→ **EXERCISE DATA**
==*==

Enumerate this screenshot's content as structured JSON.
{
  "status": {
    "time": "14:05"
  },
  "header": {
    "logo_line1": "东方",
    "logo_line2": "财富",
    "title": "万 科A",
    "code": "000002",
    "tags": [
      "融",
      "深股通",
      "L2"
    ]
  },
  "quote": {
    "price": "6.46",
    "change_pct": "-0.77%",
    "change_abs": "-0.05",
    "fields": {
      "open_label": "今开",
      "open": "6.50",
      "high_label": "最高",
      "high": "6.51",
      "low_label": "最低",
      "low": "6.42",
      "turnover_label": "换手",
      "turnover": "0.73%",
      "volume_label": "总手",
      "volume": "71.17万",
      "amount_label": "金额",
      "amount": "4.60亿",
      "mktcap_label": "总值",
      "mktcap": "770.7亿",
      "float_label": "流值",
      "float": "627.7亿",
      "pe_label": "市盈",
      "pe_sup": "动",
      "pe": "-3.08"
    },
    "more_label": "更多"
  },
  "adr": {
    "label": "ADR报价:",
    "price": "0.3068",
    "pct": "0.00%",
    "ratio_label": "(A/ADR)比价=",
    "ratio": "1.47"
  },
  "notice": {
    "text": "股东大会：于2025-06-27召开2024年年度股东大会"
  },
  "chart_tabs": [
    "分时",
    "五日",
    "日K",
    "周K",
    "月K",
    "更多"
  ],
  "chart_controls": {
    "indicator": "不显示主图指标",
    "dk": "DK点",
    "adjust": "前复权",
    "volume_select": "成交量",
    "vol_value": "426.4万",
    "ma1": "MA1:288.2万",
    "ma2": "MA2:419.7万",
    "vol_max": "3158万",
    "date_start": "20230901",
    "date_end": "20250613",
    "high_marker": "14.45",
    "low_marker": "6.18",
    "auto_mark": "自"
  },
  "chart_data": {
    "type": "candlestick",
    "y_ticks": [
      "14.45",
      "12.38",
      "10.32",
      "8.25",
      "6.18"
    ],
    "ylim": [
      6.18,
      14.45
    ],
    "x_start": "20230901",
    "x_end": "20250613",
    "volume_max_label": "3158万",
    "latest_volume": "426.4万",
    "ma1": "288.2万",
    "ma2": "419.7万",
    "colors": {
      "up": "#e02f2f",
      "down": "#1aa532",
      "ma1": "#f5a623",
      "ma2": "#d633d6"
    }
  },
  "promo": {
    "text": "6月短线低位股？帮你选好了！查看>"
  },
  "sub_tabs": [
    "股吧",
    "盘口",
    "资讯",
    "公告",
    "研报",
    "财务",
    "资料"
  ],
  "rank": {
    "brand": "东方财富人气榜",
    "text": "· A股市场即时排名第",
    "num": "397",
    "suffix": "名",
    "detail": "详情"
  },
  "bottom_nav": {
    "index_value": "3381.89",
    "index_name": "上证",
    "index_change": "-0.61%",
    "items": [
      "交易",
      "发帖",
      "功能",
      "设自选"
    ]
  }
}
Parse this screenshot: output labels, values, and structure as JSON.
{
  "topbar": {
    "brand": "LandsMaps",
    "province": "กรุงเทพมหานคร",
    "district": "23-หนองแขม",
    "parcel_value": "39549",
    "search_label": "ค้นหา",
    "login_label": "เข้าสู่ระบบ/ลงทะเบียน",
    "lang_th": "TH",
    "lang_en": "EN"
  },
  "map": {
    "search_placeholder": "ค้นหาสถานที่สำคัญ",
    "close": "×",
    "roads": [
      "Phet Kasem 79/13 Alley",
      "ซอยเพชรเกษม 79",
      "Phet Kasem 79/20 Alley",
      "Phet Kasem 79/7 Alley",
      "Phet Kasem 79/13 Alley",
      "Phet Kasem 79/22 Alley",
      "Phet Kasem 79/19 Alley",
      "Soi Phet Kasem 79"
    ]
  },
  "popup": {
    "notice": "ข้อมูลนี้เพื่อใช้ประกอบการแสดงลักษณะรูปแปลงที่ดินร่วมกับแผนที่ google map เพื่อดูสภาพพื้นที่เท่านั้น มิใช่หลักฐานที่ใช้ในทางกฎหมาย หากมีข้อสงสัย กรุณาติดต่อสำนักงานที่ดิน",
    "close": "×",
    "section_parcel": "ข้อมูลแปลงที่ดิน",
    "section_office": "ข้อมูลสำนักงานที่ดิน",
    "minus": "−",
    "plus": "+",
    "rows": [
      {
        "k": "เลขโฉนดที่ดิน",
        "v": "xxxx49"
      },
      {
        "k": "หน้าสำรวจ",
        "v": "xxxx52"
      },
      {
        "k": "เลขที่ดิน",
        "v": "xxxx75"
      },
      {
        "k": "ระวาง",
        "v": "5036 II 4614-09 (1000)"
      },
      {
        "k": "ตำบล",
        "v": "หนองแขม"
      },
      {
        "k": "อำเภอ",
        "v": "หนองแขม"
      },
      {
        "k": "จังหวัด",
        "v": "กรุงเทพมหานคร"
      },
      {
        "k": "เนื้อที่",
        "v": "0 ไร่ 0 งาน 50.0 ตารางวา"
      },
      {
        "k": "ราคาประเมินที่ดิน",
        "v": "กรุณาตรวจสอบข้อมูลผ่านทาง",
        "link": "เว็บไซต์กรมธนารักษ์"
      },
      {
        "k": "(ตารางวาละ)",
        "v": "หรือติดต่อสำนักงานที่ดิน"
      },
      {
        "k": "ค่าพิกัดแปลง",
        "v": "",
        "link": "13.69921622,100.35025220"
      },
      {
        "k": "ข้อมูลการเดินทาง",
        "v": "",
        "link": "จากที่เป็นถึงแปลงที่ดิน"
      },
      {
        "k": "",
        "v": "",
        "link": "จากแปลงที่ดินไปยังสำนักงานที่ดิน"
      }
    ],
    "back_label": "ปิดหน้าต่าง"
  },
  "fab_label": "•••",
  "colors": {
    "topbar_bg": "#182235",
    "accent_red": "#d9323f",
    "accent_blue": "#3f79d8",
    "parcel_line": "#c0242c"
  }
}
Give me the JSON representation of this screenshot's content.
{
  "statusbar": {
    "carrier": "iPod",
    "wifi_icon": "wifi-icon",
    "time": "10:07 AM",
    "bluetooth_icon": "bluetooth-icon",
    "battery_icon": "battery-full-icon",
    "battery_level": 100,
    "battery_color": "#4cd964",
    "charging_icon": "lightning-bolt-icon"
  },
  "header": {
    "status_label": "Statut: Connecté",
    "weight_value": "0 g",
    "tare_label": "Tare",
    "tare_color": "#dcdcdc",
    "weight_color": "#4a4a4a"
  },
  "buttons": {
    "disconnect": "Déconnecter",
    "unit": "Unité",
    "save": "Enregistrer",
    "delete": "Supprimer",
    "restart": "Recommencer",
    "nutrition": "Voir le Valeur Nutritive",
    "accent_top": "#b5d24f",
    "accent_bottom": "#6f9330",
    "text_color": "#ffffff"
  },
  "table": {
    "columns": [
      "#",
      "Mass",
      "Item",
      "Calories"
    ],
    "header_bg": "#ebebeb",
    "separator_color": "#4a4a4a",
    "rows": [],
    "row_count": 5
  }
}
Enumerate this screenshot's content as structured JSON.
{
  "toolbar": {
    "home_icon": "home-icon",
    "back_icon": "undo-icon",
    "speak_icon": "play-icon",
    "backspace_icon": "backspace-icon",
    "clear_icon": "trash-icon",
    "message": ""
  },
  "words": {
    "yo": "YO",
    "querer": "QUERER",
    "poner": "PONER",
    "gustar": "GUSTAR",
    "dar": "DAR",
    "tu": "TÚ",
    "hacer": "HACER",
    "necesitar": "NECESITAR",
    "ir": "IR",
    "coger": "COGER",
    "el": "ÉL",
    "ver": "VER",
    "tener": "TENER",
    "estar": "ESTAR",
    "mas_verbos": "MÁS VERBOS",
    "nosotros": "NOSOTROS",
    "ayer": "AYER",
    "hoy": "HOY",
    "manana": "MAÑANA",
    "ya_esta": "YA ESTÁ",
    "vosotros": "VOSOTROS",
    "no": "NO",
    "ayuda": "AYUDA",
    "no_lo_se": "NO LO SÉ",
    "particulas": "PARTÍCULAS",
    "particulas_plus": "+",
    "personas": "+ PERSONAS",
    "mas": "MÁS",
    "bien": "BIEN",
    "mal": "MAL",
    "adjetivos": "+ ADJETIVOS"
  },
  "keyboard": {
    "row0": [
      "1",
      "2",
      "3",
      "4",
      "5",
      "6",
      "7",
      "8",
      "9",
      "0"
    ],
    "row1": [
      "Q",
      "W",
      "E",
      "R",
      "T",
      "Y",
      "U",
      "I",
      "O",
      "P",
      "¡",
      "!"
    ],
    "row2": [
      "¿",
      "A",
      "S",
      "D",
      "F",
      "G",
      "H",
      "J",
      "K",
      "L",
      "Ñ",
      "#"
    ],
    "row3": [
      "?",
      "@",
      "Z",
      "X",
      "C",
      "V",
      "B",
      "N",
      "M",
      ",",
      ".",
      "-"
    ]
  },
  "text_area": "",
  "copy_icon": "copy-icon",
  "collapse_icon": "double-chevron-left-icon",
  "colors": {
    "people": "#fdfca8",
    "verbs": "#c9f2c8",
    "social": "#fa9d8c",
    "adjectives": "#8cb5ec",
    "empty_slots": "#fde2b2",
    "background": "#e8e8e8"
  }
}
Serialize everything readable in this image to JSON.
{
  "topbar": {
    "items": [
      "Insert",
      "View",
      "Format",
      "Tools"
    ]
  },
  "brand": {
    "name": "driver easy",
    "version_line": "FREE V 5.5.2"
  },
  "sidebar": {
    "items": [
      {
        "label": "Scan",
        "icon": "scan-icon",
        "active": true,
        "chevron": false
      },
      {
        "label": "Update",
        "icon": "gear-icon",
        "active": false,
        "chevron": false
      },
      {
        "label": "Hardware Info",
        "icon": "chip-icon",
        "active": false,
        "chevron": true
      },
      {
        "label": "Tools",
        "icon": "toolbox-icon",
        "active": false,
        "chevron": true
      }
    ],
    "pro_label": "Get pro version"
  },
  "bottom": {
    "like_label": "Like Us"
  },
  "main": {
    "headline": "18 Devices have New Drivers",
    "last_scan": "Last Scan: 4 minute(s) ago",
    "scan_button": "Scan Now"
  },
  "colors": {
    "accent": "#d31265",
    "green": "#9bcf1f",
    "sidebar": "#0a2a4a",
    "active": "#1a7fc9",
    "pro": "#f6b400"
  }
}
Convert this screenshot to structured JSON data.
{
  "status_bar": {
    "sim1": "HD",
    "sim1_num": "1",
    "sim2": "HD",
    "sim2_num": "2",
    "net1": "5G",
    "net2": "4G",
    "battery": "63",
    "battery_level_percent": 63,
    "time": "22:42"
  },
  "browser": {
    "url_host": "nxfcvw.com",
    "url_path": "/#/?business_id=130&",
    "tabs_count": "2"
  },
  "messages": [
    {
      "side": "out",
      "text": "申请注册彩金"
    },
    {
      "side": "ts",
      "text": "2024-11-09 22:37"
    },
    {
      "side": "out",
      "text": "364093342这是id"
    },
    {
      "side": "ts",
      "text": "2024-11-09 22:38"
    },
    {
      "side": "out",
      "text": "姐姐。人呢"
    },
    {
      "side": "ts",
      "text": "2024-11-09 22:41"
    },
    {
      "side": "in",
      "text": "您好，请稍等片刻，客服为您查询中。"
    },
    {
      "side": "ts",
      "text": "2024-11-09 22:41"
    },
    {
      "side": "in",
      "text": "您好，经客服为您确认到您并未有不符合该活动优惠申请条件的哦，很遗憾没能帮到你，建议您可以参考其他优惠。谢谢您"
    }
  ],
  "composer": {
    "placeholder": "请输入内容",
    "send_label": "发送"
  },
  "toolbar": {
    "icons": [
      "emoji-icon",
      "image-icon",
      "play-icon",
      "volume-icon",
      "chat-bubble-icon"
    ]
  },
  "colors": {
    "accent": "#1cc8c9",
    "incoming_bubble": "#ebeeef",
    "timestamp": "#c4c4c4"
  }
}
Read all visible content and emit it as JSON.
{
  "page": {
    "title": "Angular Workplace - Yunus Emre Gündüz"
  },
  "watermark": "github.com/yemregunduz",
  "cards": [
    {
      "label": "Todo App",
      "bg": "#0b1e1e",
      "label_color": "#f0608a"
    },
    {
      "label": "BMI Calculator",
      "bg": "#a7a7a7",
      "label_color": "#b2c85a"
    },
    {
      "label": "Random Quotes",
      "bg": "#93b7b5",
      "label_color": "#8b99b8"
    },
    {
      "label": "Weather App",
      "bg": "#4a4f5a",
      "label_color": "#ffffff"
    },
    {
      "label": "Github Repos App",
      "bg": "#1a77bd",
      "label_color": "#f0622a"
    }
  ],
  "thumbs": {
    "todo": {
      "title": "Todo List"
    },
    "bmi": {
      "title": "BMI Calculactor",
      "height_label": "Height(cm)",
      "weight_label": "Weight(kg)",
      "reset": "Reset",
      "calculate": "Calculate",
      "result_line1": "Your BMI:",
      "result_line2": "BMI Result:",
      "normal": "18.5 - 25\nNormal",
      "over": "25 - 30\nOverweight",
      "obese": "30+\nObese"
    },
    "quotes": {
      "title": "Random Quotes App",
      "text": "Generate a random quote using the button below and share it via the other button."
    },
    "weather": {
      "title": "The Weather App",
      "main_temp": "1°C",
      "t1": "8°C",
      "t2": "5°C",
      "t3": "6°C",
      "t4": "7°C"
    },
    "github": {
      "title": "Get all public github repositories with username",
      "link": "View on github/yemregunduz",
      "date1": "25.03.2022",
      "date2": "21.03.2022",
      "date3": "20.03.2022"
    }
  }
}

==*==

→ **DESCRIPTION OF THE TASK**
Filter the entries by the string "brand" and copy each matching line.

→ **COMPLETED TASK**
    "brand": "东方财富人气榜",
    "brand": "LandsMaps",
  "brand": {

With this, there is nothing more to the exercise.